Sung Ruh was home from running errands to get herself ready for the new secondary school year. She wasn’t sure how Nai had managed glide through her last year of school without anyone realising what she was doing, because everyone seemed to know Ruh’s business and what she should be doing, right down to the last second – her father had even written her out a schedule. Sometimes it was enough to make her want to pull her hair out in frustration. Then she’d look around her room, freshly redecorated after her responsibility ceremony, and think how hurt Nai must have been, think that no-one would even consider that she might like to have pretty things, or simply new things, too. It was also entirely possible that everyone was overcompensating for Nai on the wrong person.
Her interview today with Mr Heng, although scheduled by her father, had contained a surprise. The tutor she and all her siblings but Nai had been sent to, had looked at the proposed schedule her father had sent along, put it down to one side and said, “We will, of course, go over all the mandatory sections of the curriculum, and we will at least consider your father’s wishes but we need to work with your strengths and interests this year to get the best results. Now, your brother Hu, for instance, studied more maths and physical sciences than your father ever intended. You may not wish to deviate from the subjects that your father has laid out here, but in the elective sections there is a much broader range of options than your father seems to have considered. For instance, there were more than three poets writing in the Ma Zung style and you could consider studying the Chomeng school or the Hai Mah movement instead of Ma Zung.”
“Won’t my elective modules depend on what my teachers decide to teach?” Ruh had been paying attention in her selective high school’s information sessions.
“Scholar Sung will not be the only parent determined to steer their child’s education that your teachers will have to deal with this year,” replied Mr Heng calmly. “Also, you can never have too many relevant examples from across the range of electives, as long as you can answer the relevant question in depth.”
Ruh had left Mr Heng’s office after promising to consider what she wanted to study in this, her final school year and picked up a copy of the Jingshi Evening Chronicle on her way home. Her father didn’t get it but it had half a day more than the morning papers to consolidate the gi results and Ruh wanted to know who’d made it into the provincial tournament – she hadn’t made it into the regionals herself but her brother Jin, this year’s family twelve year old, had made it through the regional tournament to the provincial level and she wanted to know who he’d be facing. She flipped the paper over to open it from the back page where the major sports headlines were, turned over back page, and took the paper to the phone so she could call her sister Kae.
As she expected, Kae was home from work by now and picked up their phone almost straight away. “Hi, Kae? It’s Ruh. Do you have today’s Evening Chronicle?”

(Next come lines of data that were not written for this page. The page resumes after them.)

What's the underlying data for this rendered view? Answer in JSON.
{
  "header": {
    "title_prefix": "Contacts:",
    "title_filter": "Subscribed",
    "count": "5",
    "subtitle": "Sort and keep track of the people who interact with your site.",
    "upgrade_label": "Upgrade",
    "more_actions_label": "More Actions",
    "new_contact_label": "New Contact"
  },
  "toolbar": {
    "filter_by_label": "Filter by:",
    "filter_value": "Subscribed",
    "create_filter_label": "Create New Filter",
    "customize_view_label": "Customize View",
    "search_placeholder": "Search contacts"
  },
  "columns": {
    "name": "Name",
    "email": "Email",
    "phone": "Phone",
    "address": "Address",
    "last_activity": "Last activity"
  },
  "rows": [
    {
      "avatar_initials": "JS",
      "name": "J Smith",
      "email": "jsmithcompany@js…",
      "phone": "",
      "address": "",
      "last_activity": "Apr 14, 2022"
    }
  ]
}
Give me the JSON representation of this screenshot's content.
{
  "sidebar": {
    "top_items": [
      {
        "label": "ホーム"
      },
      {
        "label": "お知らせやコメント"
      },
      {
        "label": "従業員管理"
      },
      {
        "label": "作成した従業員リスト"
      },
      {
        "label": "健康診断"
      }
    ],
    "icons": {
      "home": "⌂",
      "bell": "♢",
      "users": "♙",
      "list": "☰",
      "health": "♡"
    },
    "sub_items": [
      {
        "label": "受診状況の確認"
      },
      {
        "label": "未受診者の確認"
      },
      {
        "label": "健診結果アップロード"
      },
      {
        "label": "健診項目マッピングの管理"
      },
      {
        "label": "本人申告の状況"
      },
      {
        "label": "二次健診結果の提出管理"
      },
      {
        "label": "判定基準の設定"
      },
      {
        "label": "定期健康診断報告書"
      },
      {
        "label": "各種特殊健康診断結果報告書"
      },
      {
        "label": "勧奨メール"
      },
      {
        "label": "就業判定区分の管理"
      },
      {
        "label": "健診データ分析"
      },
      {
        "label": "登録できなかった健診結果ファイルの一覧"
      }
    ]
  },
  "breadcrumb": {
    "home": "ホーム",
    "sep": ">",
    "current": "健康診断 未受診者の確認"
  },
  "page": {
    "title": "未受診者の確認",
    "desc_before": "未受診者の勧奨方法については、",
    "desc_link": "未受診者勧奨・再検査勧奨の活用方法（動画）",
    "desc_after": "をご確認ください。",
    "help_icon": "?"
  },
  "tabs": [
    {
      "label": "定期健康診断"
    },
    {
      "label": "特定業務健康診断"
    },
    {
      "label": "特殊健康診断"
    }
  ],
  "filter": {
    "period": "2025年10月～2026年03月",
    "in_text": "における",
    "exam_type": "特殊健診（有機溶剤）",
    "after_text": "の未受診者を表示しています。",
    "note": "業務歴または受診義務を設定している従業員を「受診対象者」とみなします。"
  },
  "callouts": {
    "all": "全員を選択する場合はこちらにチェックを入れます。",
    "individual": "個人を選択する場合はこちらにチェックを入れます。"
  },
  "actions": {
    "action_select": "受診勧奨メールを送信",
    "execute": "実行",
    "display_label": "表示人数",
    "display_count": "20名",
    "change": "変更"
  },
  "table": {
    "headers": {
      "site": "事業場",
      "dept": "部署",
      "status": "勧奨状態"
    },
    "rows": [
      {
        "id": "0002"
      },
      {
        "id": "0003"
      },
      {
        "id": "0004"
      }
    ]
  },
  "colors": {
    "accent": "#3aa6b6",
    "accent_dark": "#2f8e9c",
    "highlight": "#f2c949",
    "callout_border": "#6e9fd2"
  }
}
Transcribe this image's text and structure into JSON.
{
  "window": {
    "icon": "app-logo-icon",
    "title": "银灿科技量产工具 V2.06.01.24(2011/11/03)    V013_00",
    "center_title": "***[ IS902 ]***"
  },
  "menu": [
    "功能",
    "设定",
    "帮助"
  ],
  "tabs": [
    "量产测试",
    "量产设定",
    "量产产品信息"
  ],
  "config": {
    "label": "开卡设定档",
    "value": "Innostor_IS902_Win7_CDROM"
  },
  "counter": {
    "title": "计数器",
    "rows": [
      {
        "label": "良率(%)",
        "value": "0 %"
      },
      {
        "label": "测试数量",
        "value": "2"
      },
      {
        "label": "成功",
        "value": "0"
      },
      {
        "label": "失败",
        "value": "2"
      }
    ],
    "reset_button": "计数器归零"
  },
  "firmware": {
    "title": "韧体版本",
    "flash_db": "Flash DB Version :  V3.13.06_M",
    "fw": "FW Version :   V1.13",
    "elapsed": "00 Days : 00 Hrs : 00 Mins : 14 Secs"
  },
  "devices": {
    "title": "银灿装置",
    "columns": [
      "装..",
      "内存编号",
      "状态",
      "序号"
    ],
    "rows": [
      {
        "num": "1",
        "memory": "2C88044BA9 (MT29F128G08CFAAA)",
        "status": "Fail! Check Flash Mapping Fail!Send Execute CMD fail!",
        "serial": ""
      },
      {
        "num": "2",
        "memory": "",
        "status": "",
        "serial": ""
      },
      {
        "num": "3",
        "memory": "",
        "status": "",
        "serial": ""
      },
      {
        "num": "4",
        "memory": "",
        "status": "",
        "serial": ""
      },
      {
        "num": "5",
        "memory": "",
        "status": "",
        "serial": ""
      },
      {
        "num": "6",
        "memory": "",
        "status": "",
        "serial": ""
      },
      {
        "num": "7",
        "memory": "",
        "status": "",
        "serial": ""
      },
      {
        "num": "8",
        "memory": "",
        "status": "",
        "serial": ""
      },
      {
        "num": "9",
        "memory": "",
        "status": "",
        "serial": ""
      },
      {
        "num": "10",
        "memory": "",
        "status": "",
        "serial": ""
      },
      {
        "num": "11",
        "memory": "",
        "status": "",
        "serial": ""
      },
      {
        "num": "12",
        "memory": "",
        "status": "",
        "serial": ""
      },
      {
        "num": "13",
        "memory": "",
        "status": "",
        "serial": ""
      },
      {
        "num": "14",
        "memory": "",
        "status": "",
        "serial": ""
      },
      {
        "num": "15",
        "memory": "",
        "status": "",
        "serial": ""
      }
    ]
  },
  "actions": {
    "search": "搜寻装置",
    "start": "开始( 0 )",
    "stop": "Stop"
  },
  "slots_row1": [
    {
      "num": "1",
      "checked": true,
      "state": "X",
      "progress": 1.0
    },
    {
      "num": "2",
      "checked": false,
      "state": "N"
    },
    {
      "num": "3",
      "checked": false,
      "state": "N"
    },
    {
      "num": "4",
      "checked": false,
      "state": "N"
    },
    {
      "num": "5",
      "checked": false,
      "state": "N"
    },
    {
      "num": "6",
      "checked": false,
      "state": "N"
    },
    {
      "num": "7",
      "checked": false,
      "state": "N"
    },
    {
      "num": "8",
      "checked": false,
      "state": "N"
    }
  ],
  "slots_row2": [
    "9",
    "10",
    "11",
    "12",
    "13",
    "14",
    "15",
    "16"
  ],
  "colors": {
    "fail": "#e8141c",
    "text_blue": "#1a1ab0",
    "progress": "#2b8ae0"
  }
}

“Hello, Ruh. Yes, I do. Why?” Kae was clearly puzzled.
“Have you looked at it yet?”
“Why, no. I haven’t had a chance to.” Kae was still puzzled.
“That’s fine,” Ruh assured her. “Just get it now and bring it to the phone, will you?”
“All right, I’ll just be a minute.” Kae put down the phone and was back again in a few moments. “Right, I’ve got it. Now what?”
“Turn it over and open up the back page,” Ruh instructed.
“I’ve done that.” Kae still didn’t know what Ruh was on about.
“Look at the photo on the facing page,” Ruh was trying not to be impatient.
“The caption says ‘Retired former national gi champion Shui Tzu Dan and his protégé arriving in Kwailong for the final professional regional rounds.’ He looks rather villainous and she looks surprisingly elegant. Old fashioned, but elegant. Those boots oughtn’t to work, but they do.”
“Kae!” Ruh let her impatience show because her eldest sister was missing the point. “I think that’s Nai!”
“Nai?” There was a pause, presumably while Kae looked at the picture again. “Do you think so? You can only see the lower third of her face because of the umbrella’s angle.”
“That’s why I wanted a second opinion!”
“Apparently I’m not a very good one,” observed Kae drily. “You might be better off asking Hu’s opinion, or Tsu,” she named their fourteen year old brother.
“If you think so.” Ruh added hesitantly, “I didn’t want to show our parents.”
“If it’s Nai, where did she get the money for the boots and that coat from? I’ve seen coats like that for sale and they cost more than my school clothes for this year put together.”
There was silence from the other end of the phone for a moment. “Good point. Don’t raise it with the parents and do ask Hu’s opinion. Call me back after the two of you have talked.”
“Okay, I’ll ask Hu.” They said their good byes and hung up the phone.
“All right,” said Hu from behind Ruh, “ask me what?”
This is followed by Hu's Opinion.